Regardless of size, every organization needs and can benefit from an enterprise data / information management program, with the essential components of data governance, data quality, master data management, metadata management, etc.
Less than one-quarter (25%) of small-medium businesses have heard about enterprise information management (EIM) and its components. Among those who have heard the term “enterprise information management”, over two-thirds said that they did not know what it meant, according to a recent survey that was conducted by a leading publication. Note that small and mid-size enterprises (SMEs) are businesses that maintain revenues, assets or a number of employees below a certain threshold.
Even among the small-medium businesses that use relational database-oriented software not all of them have heard of data architecture and metadata management, and most do not know what these terms connote. Many of the respondents believe that data architecture refers to the database management system (DBMS), and many think that having a website is the way they “manage” their data.
When asked about other EIM components, most respondents (almost 75%) could not define what data governance was or why it was an essential aspect of data management for any organization in the 21st century. Most small business leaders did not see why IT would not be the “owners” of the organization’s data.
Though small in size, small and mid-size enterprises (SMEs) play an important role in the economy in every industry and sector. They outnumber large firms considerably, employ vast numbers of people taken together, and are generally entrepreneurial in nature, helping to shape innovation in all aspects of business operations.

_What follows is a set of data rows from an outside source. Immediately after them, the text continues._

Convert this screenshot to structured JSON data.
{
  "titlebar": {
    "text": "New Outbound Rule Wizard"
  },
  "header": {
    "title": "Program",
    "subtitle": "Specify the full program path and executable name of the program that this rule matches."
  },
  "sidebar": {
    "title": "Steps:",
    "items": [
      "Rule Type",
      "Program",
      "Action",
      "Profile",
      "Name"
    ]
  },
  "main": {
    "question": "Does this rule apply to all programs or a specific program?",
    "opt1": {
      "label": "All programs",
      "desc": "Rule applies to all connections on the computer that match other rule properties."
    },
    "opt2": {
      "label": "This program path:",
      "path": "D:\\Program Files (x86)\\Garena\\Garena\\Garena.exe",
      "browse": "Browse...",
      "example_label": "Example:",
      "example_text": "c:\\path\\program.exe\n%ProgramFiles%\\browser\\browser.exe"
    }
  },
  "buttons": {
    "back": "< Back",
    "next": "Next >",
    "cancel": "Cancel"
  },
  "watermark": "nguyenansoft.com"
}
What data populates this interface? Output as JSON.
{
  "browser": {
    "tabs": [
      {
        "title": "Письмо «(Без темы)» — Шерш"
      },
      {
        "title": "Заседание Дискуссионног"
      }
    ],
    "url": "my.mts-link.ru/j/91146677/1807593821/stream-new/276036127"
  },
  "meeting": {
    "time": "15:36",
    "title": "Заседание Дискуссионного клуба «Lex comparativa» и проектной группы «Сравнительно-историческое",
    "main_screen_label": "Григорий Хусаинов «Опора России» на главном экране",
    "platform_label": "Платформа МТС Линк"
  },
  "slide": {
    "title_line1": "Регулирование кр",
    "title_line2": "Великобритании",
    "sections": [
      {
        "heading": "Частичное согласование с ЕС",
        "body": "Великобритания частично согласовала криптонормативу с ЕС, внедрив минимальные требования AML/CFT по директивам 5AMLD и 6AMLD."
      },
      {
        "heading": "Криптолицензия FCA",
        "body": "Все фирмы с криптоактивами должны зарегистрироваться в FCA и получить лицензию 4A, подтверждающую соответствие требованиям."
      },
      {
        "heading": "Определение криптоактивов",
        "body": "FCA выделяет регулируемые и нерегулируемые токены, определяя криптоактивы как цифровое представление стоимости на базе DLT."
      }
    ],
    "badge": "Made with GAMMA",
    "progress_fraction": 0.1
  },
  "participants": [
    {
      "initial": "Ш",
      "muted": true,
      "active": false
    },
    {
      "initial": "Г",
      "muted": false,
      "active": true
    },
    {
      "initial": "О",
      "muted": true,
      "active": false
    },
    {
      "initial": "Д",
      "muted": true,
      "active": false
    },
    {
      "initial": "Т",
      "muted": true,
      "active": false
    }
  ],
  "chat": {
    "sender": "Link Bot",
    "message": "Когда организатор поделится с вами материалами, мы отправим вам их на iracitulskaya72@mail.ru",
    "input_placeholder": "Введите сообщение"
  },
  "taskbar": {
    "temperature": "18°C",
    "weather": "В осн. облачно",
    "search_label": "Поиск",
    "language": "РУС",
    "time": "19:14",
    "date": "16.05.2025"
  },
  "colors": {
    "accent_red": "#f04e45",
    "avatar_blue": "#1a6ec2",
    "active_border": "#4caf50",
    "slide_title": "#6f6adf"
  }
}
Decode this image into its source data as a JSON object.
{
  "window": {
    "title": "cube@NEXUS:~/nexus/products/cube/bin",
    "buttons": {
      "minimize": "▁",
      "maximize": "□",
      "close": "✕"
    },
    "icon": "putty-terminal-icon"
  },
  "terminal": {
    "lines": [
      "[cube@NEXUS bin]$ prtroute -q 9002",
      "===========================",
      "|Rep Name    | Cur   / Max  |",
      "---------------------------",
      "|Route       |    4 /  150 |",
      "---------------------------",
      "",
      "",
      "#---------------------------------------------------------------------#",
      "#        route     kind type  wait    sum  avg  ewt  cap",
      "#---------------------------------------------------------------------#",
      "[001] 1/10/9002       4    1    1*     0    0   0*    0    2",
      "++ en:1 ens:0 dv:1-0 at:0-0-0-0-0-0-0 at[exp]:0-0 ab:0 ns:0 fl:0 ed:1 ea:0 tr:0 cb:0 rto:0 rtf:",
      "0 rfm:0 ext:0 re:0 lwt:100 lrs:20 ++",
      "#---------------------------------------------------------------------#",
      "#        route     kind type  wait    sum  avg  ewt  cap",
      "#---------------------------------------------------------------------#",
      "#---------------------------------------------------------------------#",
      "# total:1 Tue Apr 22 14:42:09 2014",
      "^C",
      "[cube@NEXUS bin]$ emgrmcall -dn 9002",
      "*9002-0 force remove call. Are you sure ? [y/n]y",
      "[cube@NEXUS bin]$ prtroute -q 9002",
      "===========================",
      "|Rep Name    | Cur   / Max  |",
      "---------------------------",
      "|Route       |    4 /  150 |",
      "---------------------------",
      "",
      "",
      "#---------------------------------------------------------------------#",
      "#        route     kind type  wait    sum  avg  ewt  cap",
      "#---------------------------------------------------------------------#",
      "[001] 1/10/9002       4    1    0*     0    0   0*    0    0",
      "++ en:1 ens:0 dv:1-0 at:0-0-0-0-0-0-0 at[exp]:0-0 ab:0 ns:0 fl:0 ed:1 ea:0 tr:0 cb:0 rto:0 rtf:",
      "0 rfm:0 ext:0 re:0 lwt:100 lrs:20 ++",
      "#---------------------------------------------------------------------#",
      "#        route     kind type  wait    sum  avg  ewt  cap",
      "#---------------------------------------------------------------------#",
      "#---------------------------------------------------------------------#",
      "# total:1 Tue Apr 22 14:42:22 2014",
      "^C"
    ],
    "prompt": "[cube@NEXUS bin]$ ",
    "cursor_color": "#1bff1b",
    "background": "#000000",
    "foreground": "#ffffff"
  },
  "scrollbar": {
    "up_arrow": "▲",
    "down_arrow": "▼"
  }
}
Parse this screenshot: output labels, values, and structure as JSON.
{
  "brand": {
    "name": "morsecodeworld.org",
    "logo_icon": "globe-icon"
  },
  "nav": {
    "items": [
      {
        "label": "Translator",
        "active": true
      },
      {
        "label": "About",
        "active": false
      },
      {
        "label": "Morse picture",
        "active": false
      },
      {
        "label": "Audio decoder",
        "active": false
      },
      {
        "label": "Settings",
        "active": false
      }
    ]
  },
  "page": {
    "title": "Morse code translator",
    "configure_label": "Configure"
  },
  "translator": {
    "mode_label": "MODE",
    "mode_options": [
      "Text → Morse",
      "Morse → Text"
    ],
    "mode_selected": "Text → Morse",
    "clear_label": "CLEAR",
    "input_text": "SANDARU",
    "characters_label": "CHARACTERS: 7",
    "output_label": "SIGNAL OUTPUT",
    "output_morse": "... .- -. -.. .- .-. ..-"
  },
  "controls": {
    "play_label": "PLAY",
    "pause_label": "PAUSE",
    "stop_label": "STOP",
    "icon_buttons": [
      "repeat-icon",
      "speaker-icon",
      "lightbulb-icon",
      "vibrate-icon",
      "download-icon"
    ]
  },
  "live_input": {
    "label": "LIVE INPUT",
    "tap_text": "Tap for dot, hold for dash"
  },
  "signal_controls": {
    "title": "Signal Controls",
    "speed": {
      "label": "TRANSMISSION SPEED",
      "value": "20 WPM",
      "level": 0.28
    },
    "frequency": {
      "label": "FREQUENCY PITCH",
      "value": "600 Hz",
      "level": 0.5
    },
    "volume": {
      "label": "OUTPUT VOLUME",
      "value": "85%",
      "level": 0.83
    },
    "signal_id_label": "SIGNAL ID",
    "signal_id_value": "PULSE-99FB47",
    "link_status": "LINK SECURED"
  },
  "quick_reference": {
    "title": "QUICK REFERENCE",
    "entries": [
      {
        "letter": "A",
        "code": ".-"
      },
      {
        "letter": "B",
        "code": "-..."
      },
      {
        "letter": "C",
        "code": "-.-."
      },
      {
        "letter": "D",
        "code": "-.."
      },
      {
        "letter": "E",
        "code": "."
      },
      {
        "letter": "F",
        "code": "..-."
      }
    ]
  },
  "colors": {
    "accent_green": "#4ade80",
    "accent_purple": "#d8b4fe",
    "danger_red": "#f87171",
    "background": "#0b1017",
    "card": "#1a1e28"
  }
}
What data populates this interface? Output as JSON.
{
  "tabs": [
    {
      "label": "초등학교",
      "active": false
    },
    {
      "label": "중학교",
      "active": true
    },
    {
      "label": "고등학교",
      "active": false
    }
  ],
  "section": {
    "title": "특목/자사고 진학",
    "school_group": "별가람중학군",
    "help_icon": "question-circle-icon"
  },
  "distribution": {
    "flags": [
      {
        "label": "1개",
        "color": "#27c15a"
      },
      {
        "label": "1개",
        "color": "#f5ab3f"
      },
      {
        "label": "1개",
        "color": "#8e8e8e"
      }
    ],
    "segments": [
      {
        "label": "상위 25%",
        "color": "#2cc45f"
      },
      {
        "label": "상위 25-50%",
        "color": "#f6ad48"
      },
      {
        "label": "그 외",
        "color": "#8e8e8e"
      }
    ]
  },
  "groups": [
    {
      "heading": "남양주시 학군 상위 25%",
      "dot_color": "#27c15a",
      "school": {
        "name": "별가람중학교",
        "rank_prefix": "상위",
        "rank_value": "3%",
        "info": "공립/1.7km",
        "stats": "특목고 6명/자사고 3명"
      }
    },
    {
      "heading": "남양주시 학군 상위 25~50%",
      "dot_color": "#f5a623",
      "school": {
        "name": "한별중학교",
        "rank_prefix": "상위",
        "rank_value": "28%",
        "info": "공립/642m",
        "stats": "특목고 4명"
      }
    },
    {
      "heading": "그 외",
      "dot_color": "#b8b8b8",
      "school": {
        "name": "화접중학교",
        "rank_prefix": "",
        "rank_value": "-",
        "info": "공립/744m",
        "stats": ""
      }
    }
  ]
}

It is imperative that enterprise information management (EIM) consultancies and vendor-agnostic organizations articulate the objectives and benefits of enterprise information management to smaller businesses. Often, small-medium businesses do not have in-house IT departments and have varied understanding of the interaction needed between IT and the business for successful management of their data and information. Overall, product vendors and major consultancies focus on large enterprises and do not consider smaller businesses to be a source of new and sustainable revenue. This oversight is damaging to the success of the smaller organizations and to the ability of the EIM/EDM functions to support every enterprise.
Understanding the enterprise data / information management function is made more difficult by the variety of names that the discipline has across organizations: information management, data management, enterprise data management, information resource management, and enterprise information management.
Also, the components of enterprise information management are not fully agreed upon, although most experts include the following as pieces of the EIM puzzle: metadata management, data governance and data stewardship, data and information quality, data architecture and modeling, data warehousing and business intelligence, master and reference data management, records and unstructured data management, and data security.
As small and medium enterprises explore analytics and other processes and technologies that rely on accurate and quickly available data, they will realize the need for functions such as data governance, metadata management, and data quality management, etc. They will come to understand the need for enterprise data / information management as an integral part of their operations.
It is imperative that all organizations of any size and any industry / field learn about enterprise information management, how it can contribute to the organization’s success, and how EIM experts can help ensure the effective management of any organization’s information assets.